Kino Border Initiative, el Comedor: KBI supported Danil during her time in Nogales as they have with countless women in her situation. They provided space for the interview at el Comedor.
Maria Casanova: Maria (aforementioned by Danil in the interview) is a student from Guadalajara who spent her summer volunteering with KBI. She had an array of responsibilities, most noteworthy was running the women’s shelter. Maria organized the interview and translated my questions to Danil. Without Maria this interview would never have happened.
AnaLuisa Morales: AnaLuisa translated the interview, using an audio file, from Spanish to English and constructed the original English transcript with time code. AnaLuisa will continue to play an essential role in the creation of this documentary.
Catherine Born: Catherine is my fellow SCCF intern. She translated much of Danil’s questions from Spanish to English during the interview.

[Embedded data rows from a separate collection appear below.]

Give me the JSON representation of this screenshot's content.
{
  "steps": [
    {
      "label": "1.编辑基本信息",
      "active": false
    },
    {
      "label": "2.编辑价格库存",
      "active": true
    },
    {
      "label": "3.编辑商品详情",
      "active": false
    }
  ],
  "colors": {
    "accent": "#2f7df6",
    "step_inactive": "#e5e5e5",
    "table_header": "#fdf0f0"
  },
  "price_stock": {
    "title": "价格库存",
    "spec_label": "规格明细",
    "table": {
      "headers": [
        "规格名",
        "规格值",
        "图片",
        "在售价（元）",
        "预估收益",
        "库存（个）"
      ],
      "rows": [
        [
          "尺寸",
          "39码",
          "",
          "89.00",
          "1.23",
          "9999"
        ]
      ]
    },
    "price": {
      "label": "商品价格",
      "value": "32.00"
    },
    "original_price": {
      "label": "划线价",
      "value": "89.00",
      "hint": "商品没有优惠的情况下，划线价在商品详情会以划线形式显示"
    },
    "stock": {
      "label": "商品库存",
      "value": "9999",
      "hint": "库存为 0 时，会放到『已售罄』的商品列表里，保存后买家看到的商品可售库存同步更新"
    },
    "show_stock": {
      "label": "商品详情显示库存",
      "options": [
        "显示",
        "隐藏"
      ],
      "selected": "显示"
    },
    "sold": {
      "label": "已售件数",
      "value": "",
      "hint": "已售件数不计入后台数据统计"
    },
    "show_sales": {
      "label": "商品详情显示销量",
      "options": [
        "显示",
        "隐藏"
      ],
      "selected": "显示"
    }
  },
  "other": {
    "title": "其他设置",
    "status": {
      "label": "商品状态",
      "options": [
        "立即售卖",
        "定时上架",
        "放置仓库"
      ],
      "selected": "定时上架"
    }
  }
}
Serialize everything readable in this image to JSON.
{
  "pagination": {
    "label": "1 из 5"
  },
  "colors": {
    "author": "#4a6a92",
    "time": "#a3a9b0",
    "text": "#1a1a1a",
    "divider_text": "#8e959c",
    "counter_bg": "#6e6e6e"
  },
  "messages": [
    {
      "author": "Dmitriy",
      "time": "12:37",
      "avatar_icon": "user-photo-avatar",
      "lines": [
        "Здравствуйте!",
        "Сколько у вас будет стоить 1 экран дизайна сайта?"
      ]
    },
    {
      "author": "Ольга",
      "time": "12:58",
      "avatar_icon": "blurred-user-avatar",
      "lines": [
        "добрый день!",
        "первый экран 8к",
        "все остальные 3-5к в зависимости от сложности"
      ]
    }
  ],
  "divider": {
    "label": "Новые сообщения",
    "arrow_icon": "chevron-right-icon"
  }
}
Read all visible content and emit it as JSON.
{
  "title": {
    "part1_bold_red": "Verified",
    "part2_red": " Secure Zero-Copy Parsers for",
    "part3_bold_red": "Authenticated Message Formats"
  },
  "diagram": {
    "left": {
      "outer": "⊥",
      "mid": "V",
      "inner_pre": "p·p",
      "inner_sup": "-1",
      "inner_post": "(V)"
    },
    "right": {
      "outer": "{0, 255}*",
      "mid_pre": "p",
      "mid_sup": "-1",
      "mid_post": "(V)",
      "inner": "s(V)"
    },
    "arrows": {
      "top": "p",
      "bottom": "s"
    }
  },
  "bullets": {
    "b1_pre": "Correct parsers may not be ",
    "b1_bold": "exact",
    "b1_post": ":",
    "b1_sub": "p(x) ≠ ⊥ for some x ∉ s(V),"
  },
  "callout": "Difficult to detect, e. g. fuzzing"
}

Peg Bowden: Peg Bowden is the activist, writer and SCCF intern-coordinator who introduced me to el Comedor and has avidly supported me and this project.